Data for this exercise ::
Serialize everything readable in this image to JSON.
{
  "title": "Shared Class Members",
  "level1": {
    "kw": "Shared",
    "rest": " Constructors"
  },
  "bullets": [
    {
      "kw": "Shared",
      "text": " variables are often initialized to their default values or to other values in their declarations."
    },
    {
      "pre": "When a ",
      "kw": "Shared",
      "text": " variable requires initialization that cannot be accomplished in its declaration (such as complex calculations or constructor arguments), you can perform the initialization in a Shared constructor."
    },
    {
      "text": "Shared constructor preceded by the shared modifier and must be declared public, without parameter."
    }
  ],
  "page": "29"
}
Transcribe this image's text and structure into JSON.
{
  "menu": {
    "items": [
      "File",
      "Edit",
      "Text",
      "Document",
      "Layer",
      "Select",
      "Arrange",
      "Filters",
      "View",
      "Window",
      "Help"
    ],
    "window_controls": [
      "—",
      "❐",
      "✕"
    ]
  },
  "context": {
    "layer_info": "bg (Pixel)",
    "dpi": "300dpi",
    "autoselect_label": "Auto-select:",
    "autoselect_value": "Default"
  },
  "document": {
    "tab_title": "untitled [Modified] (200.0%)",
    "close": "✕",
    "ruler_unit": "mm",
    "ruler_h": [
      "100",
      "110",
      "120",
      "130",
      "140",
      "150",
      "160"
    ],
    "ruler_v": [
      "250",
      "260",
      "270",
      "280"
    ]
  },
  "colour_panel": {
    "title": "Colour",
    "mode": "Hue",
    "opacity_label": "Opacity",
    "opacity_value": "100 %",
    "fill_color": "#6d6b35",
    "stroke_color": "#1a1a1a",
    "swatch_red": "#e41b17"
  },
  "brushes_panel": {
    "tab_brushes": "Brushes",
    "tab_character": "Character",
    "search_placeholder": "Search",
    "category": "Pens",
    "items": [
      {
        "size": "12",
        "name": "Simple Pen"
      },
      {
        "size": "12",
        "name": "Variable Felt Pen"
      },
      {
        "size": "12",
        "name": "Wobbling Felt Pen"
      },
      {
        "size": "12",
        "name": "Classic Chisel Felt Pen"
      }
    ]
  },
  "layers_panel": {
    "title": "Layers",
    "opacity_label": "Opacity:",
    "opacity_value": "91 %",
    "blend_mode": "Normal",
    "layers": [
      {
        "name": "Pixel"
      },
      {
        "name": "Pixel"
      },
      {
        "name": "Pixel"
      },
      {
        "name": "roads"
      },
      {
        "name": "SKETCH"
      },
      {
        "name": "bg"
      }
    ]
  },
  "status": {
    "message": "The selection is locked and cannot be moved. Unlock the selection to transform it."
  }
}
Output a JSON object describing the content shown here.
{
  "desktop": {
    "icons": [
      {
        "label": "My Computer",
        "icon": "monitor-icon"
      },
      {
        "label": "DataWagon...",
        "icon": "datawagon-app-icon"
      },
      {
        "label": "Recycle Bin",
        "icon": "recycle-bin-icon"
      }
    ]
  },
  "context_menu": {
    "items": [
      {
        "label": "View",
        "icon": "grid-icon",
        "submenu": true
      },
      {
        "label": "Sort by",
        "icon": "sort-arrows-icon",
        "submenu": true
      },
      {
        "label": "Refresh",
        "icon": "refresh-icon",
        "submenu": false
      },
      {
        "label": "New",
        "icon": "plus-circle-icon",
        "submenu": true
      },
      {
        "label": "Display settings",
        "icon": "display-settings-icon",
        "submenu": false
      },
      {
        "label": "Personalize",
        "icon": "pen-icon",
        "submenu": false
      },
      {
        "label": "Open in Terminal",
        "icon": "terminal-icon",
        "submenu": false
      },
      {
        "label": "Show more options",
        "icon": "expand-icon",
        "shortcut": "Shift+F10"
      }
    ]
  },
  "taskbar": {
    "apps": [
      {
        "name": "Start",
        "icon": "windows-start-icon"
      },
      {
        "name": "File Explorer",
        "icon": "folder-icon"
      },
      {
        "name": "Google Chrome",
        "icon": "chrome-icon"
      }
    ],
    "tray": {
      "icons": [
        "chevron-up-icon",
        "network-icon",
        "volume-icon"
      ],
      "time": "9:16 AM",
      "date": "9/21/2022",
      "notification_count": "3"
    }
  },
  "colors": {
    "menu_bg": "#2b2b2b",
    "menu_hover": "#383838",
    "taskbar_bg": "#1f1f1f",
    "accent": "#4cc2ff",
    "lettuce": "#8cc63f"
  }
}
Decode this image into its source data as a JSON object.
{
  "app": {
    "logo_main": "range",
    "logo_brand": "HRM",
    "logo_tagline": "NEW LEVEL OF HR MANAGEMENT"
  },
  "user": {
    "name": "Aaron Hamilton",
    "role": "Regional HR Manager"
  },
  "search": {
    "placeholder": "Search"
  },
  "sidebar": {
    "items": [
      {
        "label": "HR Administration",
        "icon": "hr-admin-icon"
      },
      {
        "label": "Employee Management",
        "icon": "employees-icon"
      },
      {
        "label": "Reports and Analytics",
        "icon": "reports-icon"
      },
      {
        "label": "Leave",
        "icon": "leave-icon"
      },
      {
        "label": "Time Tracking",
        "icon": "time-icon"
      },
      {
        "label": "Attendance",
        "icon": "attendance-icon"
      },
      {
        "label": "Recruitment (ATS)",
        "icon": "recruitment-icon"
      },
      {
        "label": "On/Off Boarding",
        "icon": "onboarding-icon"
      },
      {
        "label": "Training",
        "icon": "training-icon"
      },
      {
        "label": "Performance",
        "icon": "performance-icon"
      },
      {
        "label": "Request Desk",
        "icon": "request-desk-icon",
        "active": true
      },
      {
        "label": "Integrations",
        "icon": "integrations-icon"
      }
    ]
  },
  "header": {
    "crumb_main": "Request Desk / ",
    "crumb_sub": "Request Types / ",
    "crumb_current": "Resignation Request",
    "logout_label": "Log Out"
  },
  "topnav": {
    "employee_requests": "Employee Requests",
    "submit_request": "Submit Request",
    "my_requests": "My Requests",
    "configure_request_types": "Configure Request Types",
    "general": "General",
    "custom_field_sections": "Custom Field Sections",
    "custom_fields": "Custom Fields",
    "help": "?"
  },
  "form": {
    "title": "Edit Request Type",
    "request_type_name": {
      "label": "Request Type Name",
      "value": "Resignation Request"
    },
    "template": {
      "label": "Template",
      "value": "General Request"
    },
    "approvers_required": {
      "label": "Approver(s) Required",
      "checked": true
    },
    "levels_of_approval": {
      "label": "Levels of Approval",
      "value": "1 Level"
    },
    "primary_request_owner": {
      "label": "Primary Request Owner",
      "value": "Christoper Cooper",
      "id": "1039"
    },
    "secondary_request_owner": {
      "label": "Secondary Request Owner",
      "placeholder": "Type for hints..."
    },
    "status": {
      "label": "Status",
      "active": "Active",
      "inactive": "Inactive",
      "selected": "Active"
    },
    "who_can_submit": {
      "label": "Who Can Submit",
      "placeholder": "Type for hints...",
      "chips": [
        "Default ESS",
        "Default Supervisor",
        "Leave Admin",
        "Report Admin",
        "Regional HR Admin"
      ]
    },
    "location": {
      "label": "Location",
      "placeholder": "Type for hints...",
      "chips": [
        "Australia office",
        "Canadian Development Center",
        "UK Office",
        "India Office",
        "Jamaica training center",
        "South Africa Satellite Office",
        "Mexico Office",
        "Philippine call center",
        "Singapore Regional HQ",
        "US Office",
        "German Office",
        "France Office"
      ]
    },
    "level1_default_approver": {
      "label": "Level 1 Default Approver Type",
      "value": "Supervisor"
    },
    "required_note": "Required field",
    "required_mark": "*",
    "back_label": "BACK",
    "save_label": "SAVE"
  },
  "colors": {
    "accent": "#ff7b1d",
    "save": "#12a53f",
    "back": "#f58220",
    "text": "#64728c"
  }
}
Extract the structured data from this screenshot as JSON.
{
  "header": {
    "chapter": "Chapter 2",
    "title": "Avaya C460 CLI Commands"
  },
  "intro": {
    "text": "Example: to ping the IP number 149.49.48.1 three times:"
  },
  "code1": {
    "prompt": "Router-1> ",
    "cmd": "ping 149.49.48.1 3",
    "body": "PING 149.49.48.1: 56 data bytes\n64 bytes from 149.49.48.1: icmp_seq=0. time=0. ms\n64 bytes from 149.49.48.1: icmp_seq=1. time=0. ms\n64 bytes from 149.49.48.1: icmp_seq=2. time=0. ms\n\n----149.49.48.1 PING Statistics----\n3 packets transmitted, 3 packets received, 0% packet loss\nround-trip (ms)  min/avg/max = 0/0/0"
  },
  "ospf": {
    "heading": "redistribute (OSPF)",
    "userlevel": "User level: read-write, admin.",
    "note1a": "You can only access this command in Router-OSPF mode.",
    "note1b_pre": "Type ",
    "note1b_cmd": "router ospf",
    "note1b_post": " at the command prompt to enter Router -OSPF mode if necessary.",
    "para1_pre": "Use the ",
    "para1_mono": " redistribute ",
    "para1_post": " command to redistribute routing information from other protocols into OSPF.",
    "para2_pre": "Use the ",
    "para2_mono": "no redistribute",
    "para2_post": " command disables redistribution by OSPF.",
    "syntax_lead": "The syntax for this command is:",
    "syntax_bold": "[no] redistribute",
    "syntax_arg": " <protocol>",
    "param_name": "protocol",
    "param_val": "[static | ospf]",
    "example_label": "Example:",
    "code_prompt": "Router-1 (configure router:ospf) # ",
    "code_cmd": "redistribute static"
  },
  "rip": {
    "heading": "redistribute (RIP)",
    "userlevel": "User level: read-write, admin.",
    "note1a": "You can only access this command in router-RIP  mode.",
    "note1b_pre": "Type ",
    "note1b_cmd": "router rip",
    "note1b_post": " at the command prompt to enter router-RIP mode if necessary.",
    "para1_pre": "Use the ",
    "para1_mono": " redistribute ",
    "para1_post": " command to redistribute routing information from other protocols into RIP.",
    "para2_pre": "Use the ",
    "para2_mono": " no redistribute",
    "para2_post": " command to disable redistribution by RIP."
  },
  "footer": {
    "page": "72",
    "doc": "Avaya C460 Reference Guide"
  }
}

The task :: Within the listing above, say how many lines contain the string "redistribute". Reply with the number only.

Answer :: 10